**Work item:**
Write the records out once more, exactly as they are given.

**Provided entries:**
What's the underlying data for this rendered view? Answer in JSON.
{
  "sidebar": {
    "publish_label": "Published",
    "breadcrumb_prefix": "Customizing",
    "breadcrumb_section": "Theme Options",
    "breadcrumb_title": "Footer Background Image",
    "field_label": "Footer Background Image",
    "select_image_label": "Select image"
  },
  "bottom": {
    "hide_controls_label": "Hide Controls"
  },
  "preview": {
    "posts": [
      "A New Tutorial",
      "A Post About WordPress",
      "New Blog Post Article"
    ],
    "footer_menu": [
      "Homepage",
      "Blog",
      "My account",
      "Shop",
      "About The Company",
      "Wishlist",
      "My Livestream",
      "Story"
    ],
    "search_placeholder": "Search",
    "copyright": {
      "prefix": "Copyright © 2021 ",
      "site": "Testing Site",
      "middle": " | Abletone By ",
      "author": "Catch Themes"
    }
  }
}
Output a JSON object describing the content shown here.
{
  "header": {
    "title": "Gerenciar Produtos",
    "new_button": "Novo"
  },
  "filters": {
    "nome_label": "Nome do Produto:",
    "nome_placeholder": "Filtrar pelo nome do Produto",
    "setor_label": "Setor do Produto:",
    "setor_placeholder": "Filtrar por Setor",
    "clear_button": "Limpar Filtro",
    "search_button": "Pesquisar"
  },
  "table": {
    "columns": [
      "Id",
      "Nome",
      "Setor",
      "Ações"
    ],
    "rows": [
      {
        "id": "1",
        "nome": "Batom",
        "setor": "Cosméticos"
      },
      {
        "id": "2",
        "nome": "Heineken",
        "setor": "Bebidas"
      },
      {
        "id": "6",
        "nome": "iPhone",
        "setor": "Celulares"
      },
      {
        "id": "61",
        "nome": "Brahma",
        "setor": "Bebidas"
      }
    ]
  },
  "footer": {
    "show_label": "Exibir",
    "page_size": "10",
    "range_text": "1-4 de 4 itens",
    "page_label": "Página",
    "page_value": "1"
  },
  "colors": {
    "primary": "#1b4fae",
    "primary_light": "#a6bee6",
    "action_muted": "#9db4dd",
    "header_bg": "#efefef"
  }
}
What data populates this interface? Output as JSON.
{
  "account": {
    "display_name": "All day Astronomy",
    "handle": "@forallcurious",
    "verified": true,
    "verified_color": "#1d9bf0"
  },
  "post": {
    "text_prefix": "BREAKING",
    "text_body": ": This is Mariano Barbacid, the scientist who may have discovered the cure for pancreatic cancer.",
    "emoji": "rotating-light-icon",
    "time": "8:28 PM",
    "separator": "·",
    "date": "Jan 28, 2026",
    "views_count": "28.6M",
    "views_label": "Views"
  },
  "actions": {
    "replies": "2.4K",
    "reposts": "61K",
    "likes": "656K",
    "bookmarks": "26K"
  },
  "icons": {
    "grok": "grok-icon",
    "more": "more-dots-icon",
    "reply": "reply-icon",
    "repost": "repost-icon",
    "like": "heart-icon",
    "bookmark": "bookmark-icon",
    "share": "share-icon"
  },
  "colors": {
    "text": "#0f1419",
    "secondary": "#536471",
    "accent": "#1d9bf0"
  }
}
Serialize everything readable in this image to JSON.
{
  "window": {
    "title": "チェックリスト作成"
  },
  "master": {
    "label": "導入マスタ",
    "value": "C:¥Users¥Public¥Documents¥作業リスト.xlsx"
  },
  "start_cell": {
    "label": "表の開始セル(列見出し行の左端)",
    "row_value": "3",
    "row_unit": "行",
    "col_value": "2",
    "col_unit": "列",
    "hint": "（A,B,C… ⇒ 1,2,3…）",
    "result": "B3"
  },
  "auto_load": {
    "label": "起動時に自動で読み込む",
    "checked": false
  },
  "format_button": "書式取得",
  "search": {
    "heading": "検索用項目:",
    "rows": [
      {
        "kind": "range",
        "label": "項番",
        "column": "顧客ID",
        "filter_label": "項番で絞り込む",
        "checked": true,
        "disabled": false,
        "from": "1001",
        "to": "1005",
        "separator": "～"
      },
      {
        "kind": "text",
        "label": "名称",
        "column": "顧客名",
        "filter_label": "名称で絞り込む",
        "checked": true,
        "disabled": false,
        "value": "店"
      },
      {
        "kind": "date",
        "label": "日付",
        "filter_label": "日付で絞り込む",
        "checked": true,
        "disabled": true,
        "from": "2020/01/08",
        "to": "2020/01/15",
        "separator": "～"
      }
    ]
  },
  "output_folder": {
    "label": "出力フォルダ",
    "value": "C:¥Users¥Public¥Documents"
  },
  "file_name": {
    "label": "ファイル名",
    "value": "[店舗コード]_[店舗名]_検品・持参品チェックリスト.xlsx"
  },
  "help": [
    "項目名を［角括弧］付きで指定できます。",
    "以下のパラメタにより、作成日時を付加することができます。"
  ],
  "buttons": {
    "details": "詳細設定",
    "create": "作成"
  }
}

**Answer:**
What's the underlying data for this rendered view? Answer in JSON.
{
  "sidebar": {
    "publish_label": "Published",
    "breadcrumb_prefix": "Customizing",
    "breadcrumb_section": "Theme Options",
    "breadcrumb_title": "Footer Background Image",
    "field_label": "Footer Background Image",
    "select_image_label": "Select image"
  },
  "bottom": {
    "hide_controls_label": "Hide Controls"
  },
  "preview": {
    "posts": [
      "A New Tutorial",
      "A Post About WordPress",
      "New Blog Post Article"
    ],
    "footer_menu": [
      "Homepage",
      "Blog",
      "My account",
      "Shop",
      "About The Company",
      "Wishlist",
      "My Livestream",
      "Story"
    ],
    "search_placeholder": "Search",
    "copyright": {
      "prefix": "Copyright © 2021 ",
      "site": "Testing Site",
      "middle": " | Abletone By ",
      "author": "Catch Themes"
    }
  }
}
Output a JSON object describing the content shown here.
{
  "header": {
    "title": "Gerenciar Produtos",
    "new_button": "Novo"
  },
  "filters": {
    "nome_label": "Nome do Produto:",
    "nome_placeholder": "Filtrar pelo nome do Produto",
    "setor_label": "Setor do Produto:",
    "setor_placeholder": "Filtrar por Setor",
    "clear_button": "Limpar Filtro",
    "search_button": "Pesquisar"
  },
  "table": {
    "columns": [
      "Id",
      "Nome",
      "Setor",
      "Ações"
    ],
    "rows": [
      {
        "id": "1",
        "nome": "Batom",
        "setor": "Cosméticos"
      },
      {
        "id": "2",
        "nome": "Heineken",
        "setor": "Bebidas"
      },
      {
        "id": "6",
        "nome": "iPhone",
        "setor": "Celulares"
      },
      {
        "id": "61",
        "nome": "Brahma",
        "setor": "Bebidas"
      }
    ]
  },
  "footer": {
    "show_label": "Exibir",
    "page_size": "10",
    "range_text": "1-4 de 4 itens",
    "page_label": "Página",
    "page_value": "1"
  },
  "colors": {
    "primary": "#1b4fae",
    "primary_light": "#a6bee6",
    "action_muted": "#9db4dd",
    "header_bg": "#efefef"
  }
}
What data populates this interface? Output as JSON.
{
  "account": {
    "display_name": "All day Astronomy",
    "handle": "@forallcurious",
    "verified": true,
    "verified_color": "#1d9bf0"
  },
  "post": {
    "text_prefix": "BREAKING",
    "text_body": ": This is Mariano Barbacid, the scientist who may have discovered the cure for pancreatic cancer.",
    "emoji": "rotating-light-icon",
    "time": "8:28 PM",
    "separator": "·",
    "date": "Jan 28, 2026",
    "views_count": "28.6M",
    "views_label": "Views"
  },
  "actions": {
    "replies": "2.4K",
    "reposts": "61K",
    "likes": "656K",
    "bookmarks": "26K"
  },
  "icons": {
    "grok": "grok-icon",
    "more": "more-dots-icon",
    "reply": "reply-icon",
    "repost": "repost-icon",
    "like": "heart-icon",
    "bookmark": "bookmark-icon",
    "share": "share-icon"
  },
  "colors": {
    "text": "#0f1419",
    "secondary": "#536471",
    "accent": "#1d9bf0"
  }
}
Serialize everything readable in this image to JSON.
{
  "window": {
    "title": "チェックリスト作成"
  },
  "master": {
    "label": "導入マスタ",
    "value": "C:¥Users¥Public¥Documents¥作業リスト.xlsx"
  },
  "start_cell": {
    "label": "表の開始セル(列見出し行の左端)",
    "row_value": "3",
    "row_unit": "行",
    "col_value": "2",
    "col_unit": "列",
    "hint": "（A,B,C… ⇒ 1,2,3…）",
    "result": "B3"
  },
  "auto_load": {
    "label": "起動時に自動で読み込む",
    "checked": false
  },
  "format_button": "書式取得",
  "search": {
    "heading": "検索用項目:",
    "rows": [
      {
        "kind": "range",
        "label": "項番",
        "column": "顧客ID",
        "filter_label": "項番で絞り込む",
        "checked": true,
        "disabled": false,
        "from": "1001",
        "to": "1005",
        "separator": "～"
      },
      {
        "kind": "text",
        "label": "名称",
        "column": "顧客名",
        "filter_label": "名称で絞り込む",
        "checked": true,
        "disabled": false,
        "value": "店"
      },
      {
        "kind": "date",
        "label": "日付",
        "filter_label": "日付で絞り込む",
        "checked": true,
        "disabled": true,
        "from": "2020/01/08",
        "to": "2020/01/15",
        "separator": "～"
      }
    ]
  },
  "output_folder": {
    "label": "出力フォルダ",
    "value": "C:¥Users¥Public¥Documents"
  },
  "file_name": {
    "label": "ファイル名",
    "value": "[店舗コード]_[店舗名]_検品・持参品チェックリスト.xlsx"
  },
  "help": [
    "項目名を［角括弧］付きで指定できます。",
    "以下のパラメタにより、作成日時を付加することができます。"
  ],
  "buttons": {
    "details": "詳細設定",
    "create": "作成"
  }
}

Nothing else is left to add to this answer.